From the highway bridge, I looked down into Cook's Chasm, hoping for a repeat of yesterday's huge wave action. But the drab-colored seawater just swirled sluggishly. The only bright spot was a couple of wildflowers blooming nearby.
So I continued north, following US 101. Seal Rock was my next destination. I'd heard the scenery was fantastic. And there was supposed to be tons of wildlife - seals, of course, and birds nesting in nearby cliffs.
|Lots of birds hanging out|
But upon my arrival, the rain and wind decided to turn up the volume. Emerging from the protective coastal forest, I was blasted with huge raindrops, while strong gales tried to blow me over. I managed to click a couple of images, before hurriedly shoving the camera into my jacket. The line of large, offshore sea stacks looked photogenic, and on a better day I would've spent more time. But I wasn't willing to destroy my camera (or myself!) for a bunch of photos. Seal Rock would have to wait for another trip.
On to another scenic attraction! My next destination was a wave-sculpted hollow rock called the Devil's Punchbowl. Located north of the town of Newport, I was hoping the weather would improve by the time I arrived.
|Close up of the inlet arch|
Although not an official Oregon state park, Devil's Punchbowl was designated a State Natural Area. It had been many years since I'd visited here, and if not for some well-placed highway signs, I might have missed the turnoff.

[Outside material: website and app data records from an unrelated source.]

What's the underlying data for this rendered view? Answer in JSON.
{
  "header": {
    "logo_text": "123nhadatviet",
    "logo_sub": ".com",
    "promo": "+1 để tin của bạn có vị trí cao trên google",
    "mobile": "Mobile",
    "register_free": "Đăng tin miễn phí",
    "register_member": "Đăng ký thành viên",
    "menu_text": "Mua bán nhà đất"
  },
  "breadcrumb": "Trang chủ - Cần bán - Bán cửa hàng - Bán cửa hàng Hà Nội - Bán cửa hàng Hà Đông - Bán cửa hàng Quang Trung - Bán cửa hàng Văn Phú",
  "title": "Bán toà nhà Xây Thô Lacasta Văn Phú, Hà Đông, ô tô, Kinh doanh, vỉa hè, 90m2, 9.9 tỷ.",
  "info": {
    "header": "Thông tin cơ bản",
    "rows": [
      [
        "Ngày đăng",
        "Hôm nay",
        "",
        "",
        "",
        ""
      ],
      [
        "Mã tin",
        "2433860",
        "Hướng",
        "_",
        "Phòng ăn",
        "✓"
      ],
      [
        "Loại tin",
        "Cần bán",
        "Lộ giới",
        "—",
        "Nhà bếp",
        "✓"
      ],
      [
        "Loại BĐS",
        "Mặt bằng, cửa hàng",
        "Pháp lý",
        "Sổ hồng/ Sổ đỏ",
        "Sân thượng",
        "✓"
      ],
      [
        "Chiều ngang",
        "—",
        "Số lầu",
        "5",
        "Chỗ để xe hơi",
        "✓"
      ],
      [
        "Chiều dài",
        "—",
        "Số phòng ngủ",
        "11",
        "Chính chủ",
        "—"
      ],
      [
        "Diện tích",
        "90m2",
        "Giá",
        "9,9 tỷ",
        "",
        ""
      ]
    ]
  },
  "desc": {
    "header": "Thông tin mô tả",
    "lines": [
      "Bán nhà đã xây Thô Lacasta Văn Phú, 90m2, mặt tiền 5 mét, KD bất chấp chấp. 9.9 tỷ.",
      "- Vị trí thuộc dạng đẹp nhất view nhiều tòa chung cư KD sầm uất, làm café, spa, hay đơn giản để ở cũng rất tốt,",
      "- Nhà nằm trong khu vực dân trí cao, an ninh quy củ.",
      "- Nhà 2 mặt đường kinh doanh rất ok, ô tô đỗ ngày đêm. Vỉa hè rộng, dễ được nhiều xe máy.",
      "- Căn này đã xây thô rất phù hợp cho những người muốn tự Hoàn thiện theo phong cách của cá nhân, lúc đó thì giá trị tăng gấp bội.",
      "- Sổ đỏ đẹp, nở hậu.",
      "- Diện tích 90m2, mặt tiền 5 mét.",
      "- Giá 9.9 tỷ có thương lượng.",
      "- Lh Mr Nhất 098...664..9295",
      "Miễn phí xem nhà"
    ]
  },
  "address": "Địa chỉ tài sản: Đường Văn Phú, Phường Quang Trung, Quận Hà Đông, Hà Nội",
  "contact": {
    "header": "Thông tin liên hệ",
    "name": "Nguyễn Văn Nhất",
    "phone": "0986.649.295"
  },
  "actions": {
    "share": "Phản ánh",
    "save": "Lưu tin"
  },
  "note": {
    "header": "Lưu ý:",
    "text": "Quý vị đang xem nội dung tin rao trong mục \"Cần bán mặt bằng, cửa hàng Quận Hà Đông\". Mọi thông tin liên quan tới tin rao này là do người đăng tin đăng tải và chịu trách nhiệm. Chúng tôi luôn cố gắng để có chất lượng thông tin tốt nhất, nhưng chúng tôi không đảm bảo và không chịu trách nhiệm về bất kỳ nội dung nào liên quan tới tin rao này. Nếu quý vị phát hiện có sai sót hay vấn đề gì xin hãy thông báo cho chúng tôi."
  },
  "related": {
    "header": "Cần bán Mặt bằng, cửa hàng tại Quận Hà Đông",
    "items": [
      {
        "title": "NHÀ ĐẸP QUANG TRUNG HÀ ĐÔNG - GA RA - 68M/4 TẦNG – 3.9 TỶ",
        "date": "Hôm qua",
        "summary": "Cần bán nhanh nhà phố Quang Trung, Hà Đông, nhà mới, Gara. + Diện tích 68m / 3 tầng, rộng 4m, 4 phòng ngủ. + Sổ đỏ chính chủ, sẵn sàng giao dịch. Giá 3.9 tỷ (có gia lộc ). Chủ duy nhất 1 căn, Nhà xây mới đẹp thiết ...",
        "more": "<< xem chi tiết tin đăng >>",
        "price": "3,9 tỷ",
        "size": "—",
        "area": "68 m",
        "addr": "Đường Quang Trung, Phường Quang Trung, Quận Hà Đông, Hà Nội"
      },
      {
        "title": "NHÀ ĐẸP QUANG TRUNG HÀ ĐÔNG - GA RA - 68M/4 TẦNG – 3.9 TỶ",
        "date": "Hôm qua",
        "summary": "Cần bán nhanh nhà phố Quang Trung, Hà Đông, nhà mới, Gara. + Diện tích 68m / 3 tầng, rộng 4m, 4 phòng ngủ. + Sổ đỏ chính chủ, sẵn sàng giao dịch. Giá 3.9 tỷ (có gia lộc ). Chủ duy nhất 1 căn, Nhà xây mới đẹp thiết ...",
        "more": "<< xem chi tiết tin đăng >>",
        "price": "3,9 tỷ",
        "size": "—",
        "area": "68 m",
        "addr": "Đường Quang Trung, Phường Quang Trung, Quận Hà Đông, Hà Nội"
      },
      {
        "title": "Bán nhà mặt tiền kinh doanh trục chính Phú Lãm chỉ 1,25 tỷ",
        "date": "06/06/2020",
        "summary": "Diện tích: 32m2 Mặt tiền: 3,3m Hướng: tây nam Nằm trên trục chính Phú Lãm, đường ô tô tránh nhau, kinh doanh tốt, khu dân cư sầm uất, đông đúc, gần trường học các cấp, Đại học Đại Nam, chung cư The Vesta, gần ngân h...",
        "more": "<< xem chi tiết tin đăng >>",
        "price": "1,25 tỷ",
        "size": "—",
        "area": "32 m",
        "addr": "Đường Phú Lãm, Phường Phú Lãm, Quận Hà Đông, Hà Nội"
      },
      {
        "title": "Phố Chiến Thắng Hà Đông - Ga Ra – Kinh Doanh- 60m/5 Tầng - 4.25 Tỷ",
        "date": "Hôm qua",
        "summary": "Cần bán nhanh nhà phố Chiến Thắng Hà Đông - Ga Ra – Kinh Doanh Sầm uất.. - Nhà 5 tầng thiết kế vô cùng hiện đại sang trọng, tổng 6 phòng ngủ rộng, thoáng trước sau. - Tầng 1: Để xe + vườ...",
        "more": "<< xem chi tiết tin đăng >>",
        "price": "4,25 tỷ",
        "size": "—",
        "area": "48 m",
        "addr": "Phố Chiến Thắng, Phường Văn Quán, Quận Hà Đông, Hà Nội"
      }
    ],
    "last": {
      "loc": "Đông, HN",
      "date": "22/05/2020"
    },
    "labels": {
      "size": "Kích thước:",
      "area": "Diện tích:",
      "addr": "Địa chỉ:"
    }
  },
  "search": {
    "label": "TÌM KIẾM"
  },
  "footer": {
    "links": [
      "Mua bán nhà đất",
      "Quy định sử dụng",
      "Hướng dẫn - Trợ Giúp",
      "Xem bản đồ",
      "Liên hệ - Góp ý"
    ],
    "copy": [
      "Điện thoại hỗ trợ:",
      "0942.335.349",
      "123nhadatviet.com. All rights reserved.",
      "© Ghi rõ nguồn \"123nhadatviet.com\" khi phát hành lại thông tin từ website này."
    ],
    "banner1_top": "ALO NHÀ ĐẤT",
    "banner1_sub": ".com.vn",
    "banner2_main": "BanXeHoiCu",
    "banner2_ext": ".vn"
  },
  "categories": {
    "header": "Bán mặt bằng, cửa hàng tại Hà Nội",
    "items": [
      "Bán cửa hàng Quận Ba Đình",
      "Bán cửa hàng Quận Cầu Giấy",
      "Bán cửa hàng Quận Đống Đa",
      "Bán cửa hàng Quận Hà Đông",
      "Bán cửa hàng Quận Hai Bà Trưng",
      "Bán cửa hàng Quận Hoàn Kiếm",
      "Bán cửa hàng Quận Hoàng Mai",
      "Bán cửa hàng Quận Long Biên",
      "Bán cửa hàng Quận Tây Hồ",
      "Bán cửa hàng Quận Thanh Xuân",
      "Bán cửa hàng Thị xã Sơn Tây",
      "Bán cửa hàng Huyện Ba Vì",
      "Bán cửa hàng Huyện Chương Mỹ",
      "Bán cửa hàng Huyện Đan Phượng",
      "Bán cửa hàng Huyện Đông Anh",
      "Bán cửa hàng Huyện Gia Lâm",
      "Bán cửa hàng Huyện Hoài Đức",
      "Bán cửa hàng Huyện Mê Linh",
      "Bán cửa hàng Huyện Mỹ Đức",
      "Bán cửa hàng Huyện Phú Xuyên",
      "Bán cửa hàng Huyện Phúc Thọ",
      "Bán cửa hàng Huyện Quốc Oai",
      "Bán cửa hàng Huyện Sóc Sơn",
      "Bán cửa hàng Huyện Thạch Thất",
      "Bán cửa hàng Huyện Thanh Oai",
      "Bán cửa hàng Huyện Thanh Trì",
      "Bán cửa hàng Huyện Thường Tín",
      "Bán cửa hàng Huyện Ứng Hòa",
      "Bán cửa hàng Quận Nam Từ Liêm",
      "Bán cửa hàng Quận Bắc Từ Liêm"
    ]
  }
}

The narrow, windy road I was directed onto didn't seem like the main road to a well-known attraction. I drove for a few miles through a residential area, thinking to myself "Is this really the correct way?"
|Interesting orange lichen on it's walls|
But, right before the ocean, the houses cleared to reveal a wide street. A couple of small commercial buildings, including a chowder restaurant, were perched nearby. A large fence was strung across the road's end. What was behind there? Walking up to the fence, I looked down, and spread below, there was Devil's Punchbowl.
|Topside, looking out to sea|
A much more interesting landform than I thought it would be, Devil's Punchbowl consisted of a huge oblong hole in the seaside cliffs, which resembled, of course, a punch bowl. Thought to be formed when wave erosion caused the roof of two sea caves to collapse, I admired it's smooth, sand-colored rocky walls, accented by bright orange lichen.
|Long way down to the beach!|
It was fun to watch waves rushing in through two arched openings. The foamy water churned around in the middle, before being sucked back out to sea. Arriving between tides, there wasn't a huge amount of splashing action, but I assumed high tides would likely put on quite a show.
|Interesting "islands" carved into the cliffs|
A paved path followed the clifftop, and wandered along the sea. High cliffs prevented beach access here, but there appeared to be a path closer towards the neighborhood that led to the sand. But the crummy, windy weather wasn't persuading me to explore down there. As a matter of fact, that nearby chowder house was looking mighty tempting.
|Not a day to sit outside|
The restaurant was nearly deserted. I had the fastest service in my life, and good conversation with one poor waitress who was probably bored by the lack of customers. As I enjoyed a steaming bowl of delicious clam chowder, the heavy rain and wind decided to make a comeback, slamming at the windows. I silently thanked my lucky stars for the good sense to photograph Devil's Punchbowl before having lunch.
|One more rainy shot!|
Thus ends my Central Oregon Coast trip recaps. Looking back, I'm glad I made the effort to explore this part of the coast. Many years had passed since my last visit - and I now remember what I've missed. Although a lot was packed into 2 days, there's still many places I'd didn't get to. They're on my list for a return visit - which I can guarantee will happen soon.
Just in case you've missed any, here's all the links to my Central Oregon Coast mini-vacation posts:
Heceta Head Lighthouse
Cape Perpetua - Land of Big Splashes
Sharing with: Our World Tuesday